Path strings are stored in the fragment identifier. history.current returns the current path, without a # prefix. The same goes for the value property of the change event object.

Memory-only

Finally there is a memory-backed manager. This isn't very useful in browsers but can be helpful when writing tests.:

import createMemoryHistory from '@dojo/routing/history/createMemoryHistory';

const history = createMemoryHistory();

The createMemoryHistory() factory accepts a path option. It defaults to the empty string.

Making the router aware of the history manager

In browser-based applications it is desirable for the router to be aware of the history manager. This is why you can provide the history manager when creating the router:

const history = createStateHistory();
const router = createRouter({ history });

Now instead of using history.set() and history.replace() you can use router.setPath() and router.replacePath().

Automatic routing and clever linking through start()

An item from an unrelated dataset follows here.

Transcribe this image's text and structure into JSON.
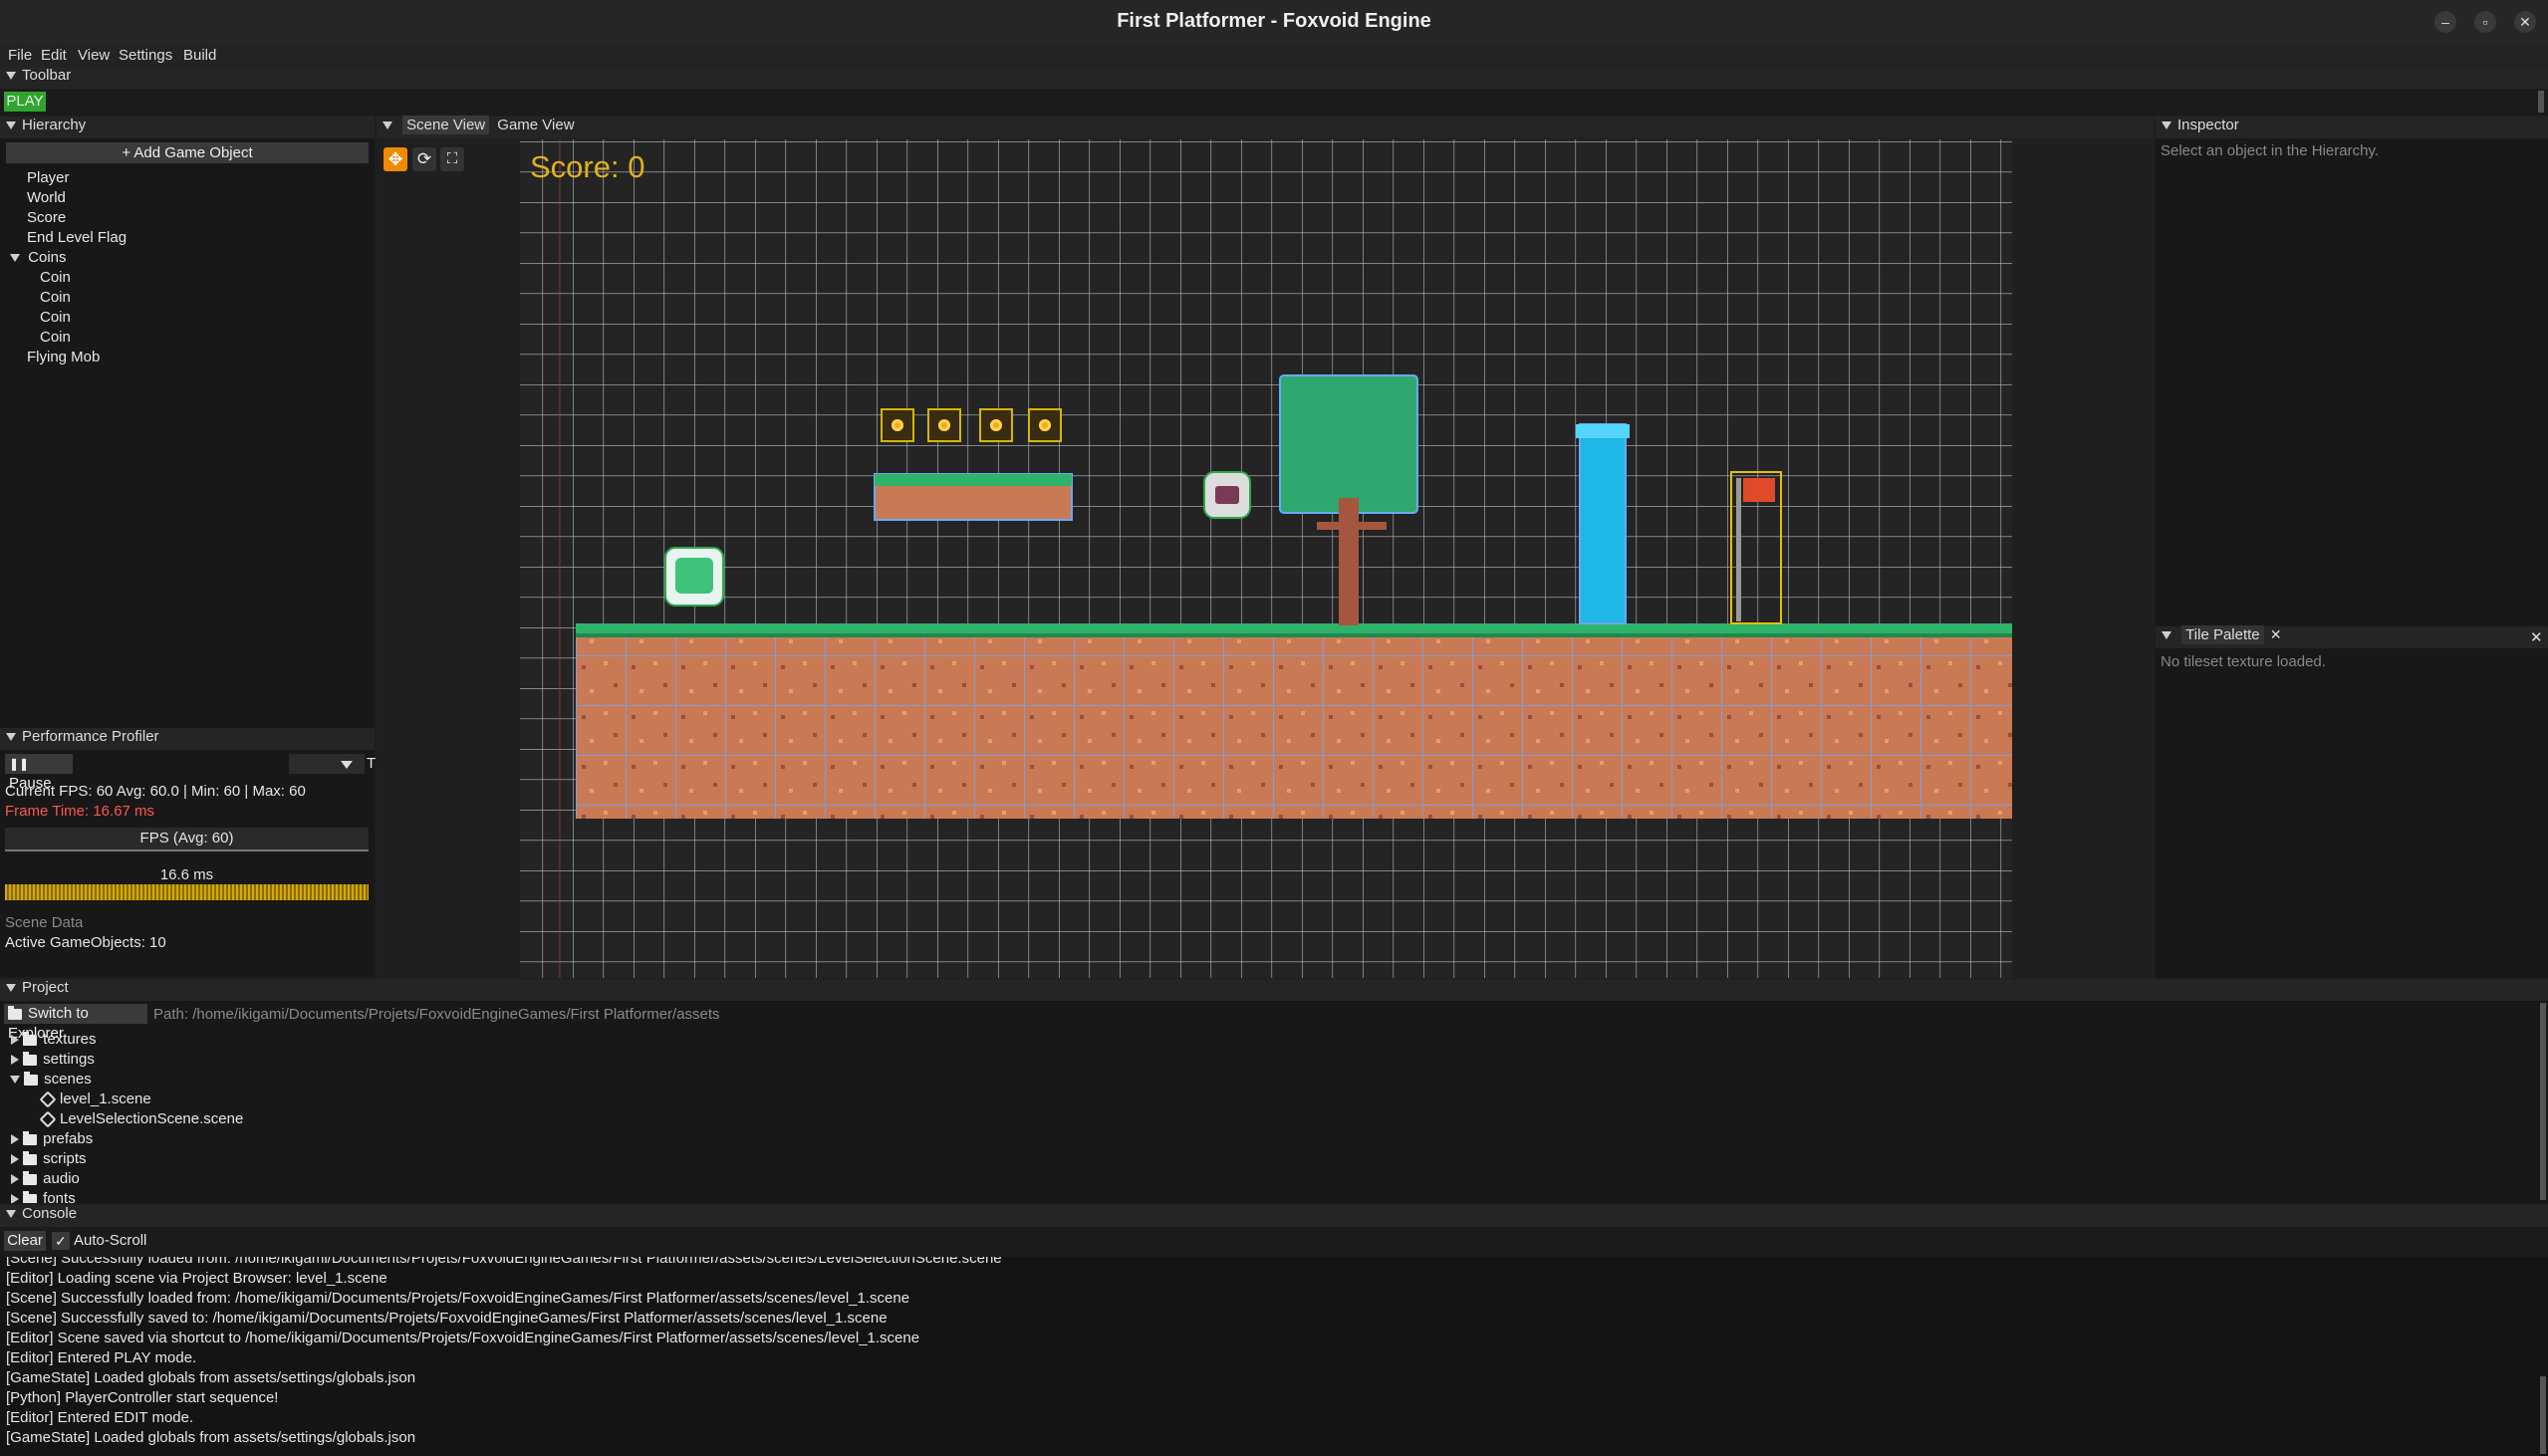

You could manually wire a history manager's change event to a Router#dispatch(), but that's a bit cumbersome. Instead if you provided the history manager when creating the router, you can use the start() method to make the router observe the history manager:

const router = createRouter({ history: createStateHistory() });
router.start();

By default start() dispatches for the current history value. You can disable this:

router.start({ dispatchCurrent: false });

As an added benefit, when you use start() it ensures the previous dispatch is canceled when the history changes and it dispatches a new request.

start() also ensures history is replaced with the new path when routes request a redirect.

The context for these dispatches defaults to an empty object. A new object is used for every dispatch. You can configure the context when creating the router:

const router = createRouter({
    context: { someKey: 'someValue' },
    history: createStateHistory()
});

Provide a function if you want a new context for every dispatch:

const router = createRouter({
    context() {
        return { someKey: 'someValue' };
    },
    history: createStateHistory()
});

link() can use the currently selected routes when generating a new link. For instance given this router:

const history = createStateHistory();
const router = createRouter({ history });

const blog = createRoute({ path: '/blog' });
const show = createRoute({ path: '/{id}' });
const edit = createRoute({ path: '/edit' });

router.append(blog);
blog.append(show);
show.append(edit);

If the current URL is /blog/5, then you can generate a link for the edit route without having to provide any parameters:

router.link(edit) === '/blog/5/edit';

Calling dispatch() directly will prevent the router from tracking selected routes. They'll also be unavailable after a redirect has been requested, before new routes have been selected.

Capturing errors

Errors that occur during dispatch are emitted under the error event. The event object contains the error as well as the context and path used for the dispatch.

How do I use this package?

TODO: Add appropriate usage and instruction guidelines

How do I contribute?

We appreciate your interest! Please see the Dojo 2 Meta Repository for the Contributing Guidelines and Style Guide.

Testing

Test cases MUST be written using Intern using the Object test interface and Assert assertion interface.

90% branch coverage MUST be provided for all code submitted to this repository, as reported by istanbul’s combined coverage results for all supported platforms.

To test locally in node run:

grunt test

To test against browsers with a local selenium server run:

grunt test:local

To test against BrowserStack or Sauce Labs run:

grunt test:browserstack

or

grunt test:saucelabs

Licensing information

© 2004–2016 Dojo Foundation & contributors. New BSD license.